### Exercise requirements
Pull each line holding the word "name" from the data.
#### Data ####
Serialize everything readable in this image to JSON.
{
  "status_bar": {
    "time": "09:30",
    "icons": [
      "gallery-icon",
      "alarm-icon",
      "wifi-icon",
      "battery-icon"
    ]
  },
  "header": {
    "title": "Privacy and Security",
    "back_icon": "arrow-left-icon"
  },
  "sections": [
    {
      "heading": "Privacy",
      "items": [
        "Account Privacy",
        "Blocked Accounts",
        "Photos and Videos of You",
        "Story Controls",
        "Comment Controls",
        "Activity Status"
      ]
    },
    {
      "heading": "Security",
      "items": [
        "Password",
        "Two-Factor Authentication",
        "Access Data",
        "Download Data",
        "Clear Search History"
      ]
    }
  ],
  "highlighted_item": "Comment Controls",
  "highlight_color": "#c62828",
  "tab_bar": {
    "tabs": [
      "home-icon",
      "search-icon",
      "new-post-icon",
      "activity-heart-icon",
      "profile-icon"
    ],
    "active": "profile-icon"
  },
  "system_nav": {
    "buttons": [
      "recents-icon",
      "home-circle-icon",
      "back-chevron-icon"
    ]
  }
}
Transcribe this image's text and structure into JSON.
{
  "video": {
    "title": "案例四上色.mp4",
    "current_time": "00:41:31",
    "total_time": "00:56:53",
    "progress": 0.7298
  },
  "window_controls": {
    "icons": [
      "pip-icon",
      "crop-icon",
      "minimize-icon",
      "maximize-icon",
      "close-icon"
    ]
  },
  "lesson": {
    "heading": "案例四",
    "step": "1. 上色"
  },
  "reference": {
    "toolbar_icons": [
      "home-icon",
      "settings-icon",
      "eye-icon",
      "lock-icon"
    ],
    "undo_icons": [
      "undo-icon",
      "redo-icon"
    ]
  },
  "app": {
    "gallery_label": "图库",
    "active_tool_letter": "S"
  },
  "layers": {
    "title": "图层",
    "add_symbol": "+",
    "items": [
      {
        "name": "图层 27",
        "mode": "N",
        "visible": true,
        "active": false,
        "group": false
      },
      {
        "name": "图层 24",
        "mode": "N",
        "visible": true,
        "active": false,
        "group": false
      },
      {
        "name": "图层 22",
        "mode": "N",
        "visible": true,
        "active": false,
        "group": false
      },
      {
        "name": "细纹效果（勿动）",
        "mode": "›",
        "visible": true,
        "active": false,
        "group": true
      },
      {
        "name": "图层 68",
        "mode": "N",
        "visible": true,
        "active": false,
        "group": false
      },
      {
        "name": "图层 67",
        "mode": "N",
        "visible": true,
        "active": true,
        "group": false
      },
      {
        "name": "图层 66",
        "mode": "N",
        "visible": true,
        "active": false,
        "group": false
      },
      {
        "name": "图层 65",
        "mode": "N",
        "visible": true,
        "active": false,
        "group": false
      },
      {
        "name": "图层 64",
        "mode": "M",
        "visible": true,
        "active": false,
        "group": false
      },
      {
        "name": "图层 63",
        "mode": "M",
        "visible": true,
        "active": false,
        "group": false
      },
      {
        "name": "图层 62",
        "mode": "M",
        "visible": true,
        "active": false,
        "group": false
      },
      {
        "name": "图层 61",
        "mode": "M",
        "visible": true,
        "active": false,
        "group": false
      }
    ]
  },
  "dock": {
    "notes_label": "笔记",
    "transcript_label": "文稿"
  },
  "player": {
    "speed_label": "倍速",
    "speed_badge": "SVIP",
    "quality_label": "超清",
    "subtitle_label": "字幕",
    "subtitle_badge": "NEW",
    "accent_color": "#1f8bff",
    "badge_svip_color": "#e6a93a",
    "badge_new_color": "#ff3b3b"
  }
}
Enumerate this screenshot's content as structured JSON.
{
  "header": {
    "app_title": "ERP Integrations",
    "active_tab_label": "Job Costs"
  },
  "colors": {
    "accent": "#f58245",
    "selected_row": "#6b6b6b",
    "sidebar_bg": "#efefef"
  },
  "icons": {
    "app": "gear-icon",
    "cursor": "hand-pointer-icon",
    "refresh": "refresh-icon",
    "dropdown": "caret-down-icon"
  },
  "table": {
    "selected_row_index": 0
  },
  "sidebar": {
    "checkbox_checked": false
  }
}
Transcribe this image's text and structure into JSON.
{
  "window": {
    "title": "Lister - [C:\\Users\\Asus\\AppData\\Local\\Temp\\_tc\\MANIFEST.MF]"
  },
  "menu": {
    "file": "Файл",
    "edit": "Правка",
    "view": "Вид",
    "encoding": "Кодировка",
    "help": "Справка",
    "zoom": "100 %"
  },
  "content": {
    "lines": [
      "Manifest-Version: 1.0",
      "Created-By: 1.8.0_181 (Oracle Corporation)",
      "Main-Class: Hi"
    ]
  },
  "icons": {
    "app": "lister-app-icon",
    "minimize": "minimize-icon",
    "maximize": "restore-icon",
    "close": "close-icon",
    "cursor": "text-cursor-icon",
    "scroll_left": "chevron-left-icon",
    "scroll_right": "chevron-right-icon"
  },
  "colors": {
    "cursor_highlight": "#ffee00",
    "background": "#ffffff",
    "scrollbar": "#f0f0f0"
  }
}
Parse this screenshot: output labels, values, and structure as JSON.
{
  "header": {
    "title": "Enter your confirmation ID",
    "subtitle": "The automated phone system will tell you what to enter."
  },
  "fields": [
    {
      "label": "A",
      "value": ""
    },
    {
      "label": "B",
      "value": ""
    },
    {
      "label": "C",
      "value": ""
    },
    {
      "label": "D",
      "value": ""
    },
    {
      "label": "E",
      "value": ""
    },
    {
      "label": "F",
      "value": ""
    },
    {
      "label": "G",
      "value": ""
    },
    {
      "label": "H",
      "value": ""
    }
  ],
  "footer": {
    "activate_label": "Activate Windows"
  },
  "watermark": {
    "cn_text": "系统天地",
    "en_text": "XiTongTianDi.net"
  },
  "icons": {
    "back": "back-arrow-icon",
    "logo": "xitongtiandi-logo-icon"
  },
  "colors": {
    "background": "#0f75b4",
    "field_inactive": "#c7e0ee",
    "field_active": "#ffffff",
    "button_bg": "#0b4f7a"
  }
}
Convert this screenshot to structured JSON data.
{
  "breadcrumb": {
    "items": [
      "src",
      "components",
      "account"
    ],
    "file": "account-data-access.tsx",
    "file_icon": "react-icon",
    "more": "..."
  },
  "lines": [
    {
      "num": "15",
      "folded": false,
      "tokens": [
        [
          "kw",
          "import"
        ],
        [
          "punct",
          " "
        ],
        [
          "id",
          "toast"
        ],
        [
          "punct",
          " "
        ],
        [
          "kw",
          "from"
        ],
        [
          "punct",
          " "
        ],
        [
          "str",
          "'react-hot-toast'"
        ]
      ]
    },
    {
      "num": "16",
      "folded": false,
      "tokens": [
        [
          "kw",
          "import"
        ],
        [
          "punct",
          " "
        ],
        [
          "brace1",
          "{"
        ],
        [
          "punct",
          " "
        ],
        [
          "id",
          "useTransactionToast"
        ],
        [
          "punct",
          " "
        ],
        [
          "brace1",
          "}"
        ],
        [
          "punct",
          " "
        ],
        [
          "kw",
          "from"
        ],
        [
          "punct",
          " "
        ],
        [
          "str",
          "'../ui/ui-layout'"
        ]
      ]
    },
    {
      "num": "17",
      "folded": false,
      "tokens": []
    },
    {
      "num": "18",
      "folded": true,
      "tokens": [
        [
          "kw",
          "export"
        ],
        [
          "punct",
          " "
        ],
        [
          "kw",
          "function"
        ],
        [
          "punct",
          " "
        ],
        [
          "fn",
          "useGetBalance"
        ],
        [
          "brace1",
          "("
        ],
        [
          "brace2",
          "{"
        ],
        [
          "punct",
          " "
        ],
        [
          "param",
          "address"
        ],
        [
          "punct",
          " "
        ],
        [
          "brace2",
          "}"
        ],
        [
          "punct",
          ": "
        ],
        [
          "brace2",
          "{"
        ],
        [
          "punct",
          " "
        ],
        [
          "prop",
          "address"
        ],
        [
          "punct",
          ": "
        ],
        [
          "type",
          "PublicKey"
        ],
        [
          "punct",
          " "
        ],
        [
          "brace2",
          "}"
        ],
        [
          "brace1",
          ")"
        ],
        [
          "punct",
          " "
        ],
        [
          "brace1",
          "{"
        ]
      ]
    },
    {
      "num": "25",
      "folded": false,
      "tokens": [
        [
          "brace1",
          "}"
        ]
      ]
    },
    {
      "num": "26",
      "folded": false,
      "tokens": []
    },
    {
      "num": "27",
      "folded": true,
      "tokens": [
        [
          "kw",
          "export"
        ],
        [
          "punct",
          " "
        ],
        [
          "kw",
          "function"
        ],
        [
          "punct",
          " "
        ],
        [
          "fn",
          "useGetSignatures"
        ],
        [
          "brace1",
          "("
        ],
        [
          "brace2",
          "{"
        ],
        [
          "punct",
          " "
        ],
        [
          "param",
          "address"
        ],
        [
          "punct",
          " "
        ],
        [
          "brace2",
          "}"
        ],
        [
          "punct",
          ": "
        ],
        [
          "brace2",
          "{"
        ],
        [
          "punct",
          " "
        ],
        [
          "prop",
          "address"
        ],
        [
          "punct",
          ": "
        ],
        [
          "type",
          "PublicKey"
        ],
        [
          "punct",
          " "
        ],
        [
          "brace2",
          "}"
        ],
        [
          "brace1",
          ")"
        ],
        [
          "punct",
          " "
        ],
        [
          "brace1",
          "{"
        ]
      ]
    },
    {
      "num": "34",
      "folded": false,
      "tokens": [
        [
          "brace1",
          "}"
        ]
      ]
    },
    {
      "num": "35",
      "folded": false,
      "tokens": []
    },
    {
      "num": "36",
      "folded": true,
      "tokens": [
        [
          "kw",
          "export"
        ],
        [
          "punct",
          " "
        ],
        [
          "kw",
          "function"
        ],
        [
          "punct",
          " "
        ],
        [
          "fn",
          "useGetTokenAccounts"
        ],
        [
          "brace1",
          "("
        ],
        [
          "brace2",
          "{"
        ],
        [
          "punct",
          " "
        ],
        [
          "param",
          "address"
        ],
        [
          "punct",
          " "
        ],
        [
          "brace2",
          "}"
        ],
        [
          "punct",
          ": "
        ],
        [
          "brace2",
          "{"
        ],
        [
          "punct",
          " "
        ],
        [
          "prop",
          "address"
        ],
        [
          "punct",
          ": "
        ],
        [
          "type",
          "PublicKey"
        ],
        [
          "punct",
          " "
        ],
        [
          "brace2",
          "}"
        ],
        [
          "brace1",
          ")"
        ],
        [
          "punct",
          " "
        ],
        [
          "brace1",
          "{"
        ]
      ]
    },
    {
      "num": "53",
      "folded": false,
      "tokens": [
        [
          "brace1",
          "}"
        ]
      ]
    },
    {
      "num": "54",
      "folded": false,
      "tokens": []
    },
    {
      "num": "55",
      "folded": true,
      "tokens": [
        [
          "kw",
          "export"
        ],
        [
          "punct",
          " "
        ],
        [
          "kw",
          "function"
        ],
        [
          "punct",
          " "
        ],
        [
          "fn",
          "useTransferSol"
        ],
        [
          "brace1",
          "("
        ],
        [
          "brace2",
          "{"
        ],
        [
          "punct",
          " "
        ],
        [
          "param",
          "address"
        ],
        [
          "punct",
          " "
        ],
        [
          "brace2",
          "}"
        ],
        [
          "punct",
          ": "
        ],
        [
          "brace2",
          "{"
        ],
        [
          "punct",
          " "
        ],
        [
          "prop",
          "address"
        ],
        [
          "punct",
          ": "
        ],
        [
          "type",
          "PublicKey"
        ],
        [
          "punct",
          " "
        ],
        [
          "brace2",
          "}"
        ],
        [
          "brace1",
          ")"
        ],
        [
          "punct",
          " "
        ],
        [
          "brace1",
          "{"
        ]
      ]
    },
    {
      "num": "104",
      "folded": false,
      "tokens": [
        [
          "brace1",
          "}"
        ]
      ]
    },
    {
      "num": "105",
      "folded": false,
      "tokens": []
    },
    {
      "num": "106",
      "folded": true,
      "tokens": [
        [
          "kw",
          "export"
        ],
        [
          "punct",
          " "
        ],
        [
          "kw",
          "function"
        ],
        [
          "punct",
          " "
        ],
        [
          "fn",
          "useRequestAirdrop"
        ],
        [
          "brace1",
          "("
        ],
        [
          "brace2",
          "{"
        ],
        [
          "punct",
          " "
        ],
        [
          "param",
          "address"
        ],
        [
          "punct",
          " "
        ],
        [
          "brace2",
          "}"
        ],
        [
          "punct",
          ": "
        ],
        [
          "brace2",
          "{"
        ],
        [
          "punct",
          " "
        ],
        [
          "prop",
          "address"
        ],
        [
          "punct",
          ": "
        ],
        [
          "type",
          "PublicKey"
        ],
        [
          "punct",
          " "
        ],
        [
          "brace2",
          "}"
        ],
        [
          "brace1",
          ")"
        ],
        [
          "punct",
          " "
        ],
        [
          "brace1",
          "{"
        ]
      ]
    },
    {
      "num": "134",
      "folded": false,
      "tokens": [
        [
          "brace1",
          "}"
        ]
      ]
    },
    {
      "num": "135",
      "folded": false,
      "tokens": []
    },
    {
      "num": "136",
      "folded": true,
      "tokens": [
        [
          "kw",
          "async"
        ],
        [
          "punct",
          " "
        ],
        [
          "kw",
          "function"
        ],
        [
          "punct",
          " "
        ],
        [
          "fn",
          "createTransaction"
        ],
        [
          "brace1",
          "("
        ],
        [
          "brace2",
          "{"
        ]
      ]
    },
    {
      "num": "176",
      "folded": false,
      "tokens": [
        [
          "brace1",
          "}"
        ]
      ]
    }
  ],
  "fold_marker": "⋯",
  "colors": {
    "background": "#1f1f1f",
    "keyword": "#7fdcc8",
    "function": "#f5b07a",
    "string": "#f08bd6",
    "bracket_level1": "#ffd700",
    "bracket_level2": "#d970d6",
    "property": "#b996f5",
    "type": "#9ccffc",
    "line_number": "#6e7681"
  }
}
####
### Written answer
        "name": "图层 27",
        "name": "图层 24",
        "name": "图层 22",
        "name": "细纹效果（勿动）",
        "name": "图层 68",
        "name": "图层 67",
        "name": "图层 66",
        "name": "图层 65",
        "name": "图层 64",
        "name": "图层 63",
        "name": "图层 62",
        "name": "图层 61",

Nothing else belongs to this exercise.